>>>

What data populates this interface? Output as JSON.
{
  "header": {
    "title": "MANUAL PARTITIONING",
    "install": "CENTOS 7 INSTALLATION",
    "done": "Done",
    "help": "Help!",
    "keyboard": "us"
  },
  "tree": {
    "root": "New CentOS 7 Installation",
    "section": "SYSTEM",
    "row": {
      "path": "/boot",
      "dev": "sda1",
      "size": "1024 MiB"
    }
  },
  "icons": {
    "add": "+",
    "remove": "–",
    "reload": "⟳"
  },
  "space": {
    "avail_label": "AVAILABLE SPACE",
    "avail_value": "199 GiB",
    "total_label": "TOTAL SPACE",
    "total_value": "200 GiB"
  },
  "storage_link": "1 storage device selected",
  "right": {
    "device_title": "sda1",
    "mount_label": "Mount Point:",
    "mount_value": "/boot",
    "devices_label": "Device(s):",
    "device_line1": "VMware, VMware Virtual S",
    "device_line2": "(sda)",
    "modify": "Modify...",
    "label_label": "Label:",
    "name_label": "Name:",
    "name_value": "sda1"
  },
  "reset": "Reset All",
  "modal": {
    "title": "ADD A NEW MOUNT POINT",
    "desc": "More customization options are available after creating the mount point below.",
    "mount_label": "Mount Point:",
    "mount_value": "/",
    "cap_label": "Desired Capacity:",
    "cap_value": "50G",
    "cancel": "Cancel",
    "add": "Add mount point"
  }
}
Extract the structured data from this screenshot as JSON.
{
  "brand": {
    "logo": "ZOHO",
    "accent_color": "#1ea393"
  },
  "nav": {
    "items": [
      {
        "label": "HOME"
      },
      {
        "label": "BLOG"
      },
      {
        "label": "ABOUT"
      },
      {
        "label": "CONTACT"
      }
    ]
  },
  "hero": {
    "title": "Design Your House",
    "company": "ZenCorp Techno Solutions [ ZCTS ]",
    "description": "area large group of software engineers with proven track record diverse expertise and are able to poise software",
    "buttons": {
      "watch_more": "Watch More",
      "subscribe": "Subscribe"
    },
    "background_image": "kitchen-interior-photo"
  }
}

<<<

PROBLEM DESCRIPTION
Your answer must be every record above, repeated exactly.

RESPONSE
What data populates this interface? Output as JSON.
{
  "header": {
    "title": "MANUAL PARTITIONING",
    "install": "CENTOS 7 INSTALLATION",
    "done": "Done",
    "help": "Help!",
    "keyboard": "us"
  },
  "tree": {
    "root": "New CentOS 7 Installation",
    "section": "SYSTEM",
    "row": {
      "path": "/boot",
      "dev": "sda1",
      "size": "1024 MiB"
    }
  },
  "icons": {
    "add": "+",
    "remove": "–",
    "reload": "⟳"
  },
  "space": {
    "avail_label": "AVAILABLE SPACE",
    "avail_value": "199 GiB",
    "total_label": "TOTAL SPACE",
    "total_value": "200 GiB"
  },
  "storage_link": "1 storage device selected",
  "right": {
    "device_title": "sda1",
    "mount_label": "Mount Point:",
    "mount_value": "/boot",
    "devices_label": "Device(s):",
    "device_line1": "VMware, VMware Virtual S",
    "device_line2": "(sda)",
    "modify": "Modify...",
    "label_label": "Label:",
    "name_label": "Name:",
    "name_value": "sda1"
  },
  "reset": "Reset All",
  "modal": {
    "title": "ADD A NEW MOUNT POINT",
    "desc": "More customization options are available after creating the mount point below.",
    "mount_label": "Mount Point:",
    "mount_value": "/",
    "cap_label": "Desired Capacity:",
    "cap_value": "50G",
    "cancel": "Cancel",
    "add": "Add mount point"
  }
}
Extract the structured data from this screenshot as JSON.
{
  "brand": {
    "logo": "ZOHO",
    "accent_color": "#1ea393"
  },
  "nav": {
    "items": [
      {
        "label": "HOME"
      },
      {
        "label": "BLOG"
      },
      {
        "label": "ABOUT"
      },
      {
        "label": "CONTACT"
      }
    ]
  },
  "hero": {
    "title": "Design Your House",
    "company": "ZenCorp Techno Solutions [ ZCTS ]",
    "description": "area large group of software engineers with proven track record diverse expertise and are able to poise software",
    "buttons": {
      "watch_more": "Watch More",
      "subscribe": "Subscribe"
    },
    "background_image": "kitchen-interior-photo"
  }
}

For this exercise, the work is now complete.